“People will look at the other candidates and will ask hard questions about how they feel they will handle security,” Axelrod said.
He added: “It’s part of what people consider when they elect a president, for sure. Does it supplant the economy debate? No, but I don’t think it’s without meaning. As you tell the story of this president and who he is, that’s certainly an element of the story.”
The 9/11 anniversary — coupled with reports of a credible terrorist threat this weekend — provided Obama with chances to subtly remind voters of his security bona fides.
On Saturday, the president convened a meeting of his national security team to discuss the threat. Then he and his wife, Michelle, visited Arlington National Cemetery’s Section 60, the area for service members who have died in Iraq or Afghanistan.
On Sunday, Obama plans to visit the three 9/11 attack sites. In the morning, he will give a reading at Ground Zero in New York City. Then he will lay wreaths in Shanksville, Pa., and, later in the afternoon, at the Pentagon. At each site, he will meet privately with victims’ families.
Sunday night, Obama is scheduled to address the “Concert for Hope” at the Kennedy Center, a speech likely to be televised nationally on cable.
White House officials say Obama’s role at the commemorations will be deliberately “low-key.”
“We don’t need to beat our chests about our success in counterterrorism,” said a White House official, speaking on the condition of anonymity to discuss internal viewpoints. “I think it’s self-evident over the last several months.”
Still, administration officials are taking steps to highlight anti-terrorism achievements when they can, making a case that, contrary to criticism from the left and right, Obama’s successes stem from his policy decisions and not just from those he adopted from the Bush era.
Drawing down troops in Iraq helped shift resources to fighting al-Qaeda, the White House official said, and the president made an early choice to revive the hunt for bin Laden, the official said.
In his Saturday radio address, Obama declared that “America is stronger” and that “we’ve taken the fight to al-Qaeda like never before.” White House Chief of Staff William M. Daley, speaking at a 9/11 anniversary event Thursday, said al-Qaeda has “lost more key leaders in rapid succession than at any time since 9/11.”
That point is argued in a lengthy background document produced by the White House under the headline “Counterterrorism Actions,” which lists terrorist killings and repeatedly refers to the bin Laden mission as a sign of successful decision making. “Rather than pursuing a one-size-fits-all approach, the Obama Administration relies on flexibility and precision, applying the right tools in the right way and under the right circumstances . . . as we did in the case of Osama bin Laden,” the document says.
Brian Katulis, a foreign-policy expert at the liberal Center for American Progress, said it would be “almost inconceivable” that Obama’s reelection campaign won’t highlight the bin Laden killing.
“Ordering the risky operation was a gutsy leadership call on the president’s part, and the success represented a major turning point,” Katulis said.
Even as Republicans credit Obama for his anti-terrorism work, they still see foreign policy as a subject area they can exploit.

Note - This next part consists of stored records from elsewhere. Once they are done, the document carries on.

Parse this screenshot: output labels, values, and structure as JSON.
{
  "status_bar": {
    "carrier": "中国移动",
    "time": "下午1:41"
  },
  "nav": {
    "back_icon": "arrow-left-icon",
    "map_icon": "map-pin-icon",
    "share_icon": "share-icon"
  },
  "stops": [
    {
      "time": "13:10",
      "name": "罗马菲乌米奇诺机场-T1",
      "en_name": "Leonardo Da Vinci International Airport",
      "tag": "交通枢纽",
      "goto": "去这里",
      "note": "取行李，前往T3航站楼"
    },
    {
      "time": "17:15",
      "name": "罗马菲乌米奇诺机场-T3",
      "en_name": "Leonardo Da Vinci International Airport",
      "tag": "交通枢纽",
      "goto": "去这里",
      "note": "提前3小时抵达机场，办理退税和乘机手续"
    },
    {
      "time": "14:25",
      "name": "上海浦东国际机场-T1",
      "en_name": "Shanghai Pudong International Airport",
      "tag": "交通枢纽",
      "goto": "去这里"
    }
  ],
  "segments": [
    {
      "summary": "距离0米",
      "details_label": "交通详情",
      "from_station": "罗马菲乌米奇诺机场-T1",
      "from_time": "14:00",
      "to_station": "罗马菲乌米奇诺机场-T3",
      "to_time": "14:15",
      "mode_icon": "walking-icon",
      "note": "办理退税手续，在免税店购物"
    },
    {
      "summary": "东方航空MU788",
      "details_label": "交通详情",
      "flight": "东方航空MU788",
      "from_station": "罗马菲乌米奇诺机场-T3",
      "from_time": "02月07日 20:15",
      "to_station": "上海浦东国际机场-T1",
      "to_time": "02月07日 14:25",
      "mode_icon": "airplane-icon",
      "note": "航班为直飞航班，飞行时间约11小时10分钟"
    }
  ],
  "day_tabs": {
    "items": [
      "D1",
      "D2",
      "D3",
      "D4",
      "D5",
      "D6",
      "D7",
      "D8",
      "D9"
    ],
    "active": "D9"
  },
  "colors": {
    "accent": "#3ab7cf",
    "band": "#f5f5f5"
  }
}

GOP candidates continue to accuse the president of conducting an “apology tour” for America’s actions.
And GOP strategists see little cost in giving Obama credit for his successes, which they say are a vindication of the Bush administration.

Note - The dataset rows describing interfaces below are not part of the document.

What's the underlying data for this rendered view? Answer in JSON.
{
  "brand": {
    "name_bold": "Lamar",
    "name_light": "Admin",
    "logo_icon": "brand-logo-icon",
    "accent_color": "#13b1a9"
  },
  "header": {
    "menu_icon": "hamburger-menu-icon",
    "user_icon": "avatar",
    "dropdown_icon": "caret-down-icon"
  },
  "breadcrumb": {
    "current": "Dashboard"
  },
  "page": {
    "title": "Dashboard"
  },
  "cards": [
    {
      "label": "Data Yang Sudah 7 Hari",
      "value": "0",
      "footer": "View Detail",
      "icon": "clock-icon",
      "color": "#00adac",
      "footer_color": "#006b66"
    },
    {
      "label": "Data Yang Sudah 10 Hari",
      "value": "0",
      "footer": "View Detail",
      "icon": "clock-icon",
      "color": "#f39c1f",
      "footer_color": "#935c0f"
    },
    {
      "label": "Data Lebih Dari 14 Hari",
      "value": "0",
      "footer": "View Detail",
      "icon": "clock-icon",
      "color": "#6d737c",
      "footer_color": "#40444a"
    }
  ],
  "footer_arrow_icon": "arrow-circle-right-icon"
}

“You don’t get a lot of points for keep on keepin’ on,” said Stephen J. Hadley, who was national security adviser in the Bush White House. “There’s a lot of continuity, and people will give him some credit for that. But in the campaign, it’s going to be more of an avoidance of criticism than something he’s going to get a lot of mileage out of.”

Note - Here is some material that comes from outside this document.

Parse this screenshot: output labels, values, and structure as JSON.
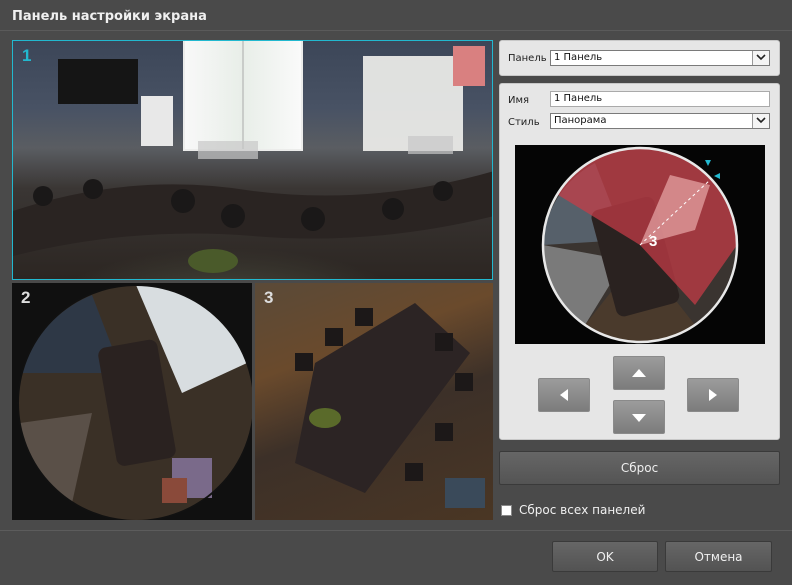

Staff polling analyst Scott Clement contributed to this report.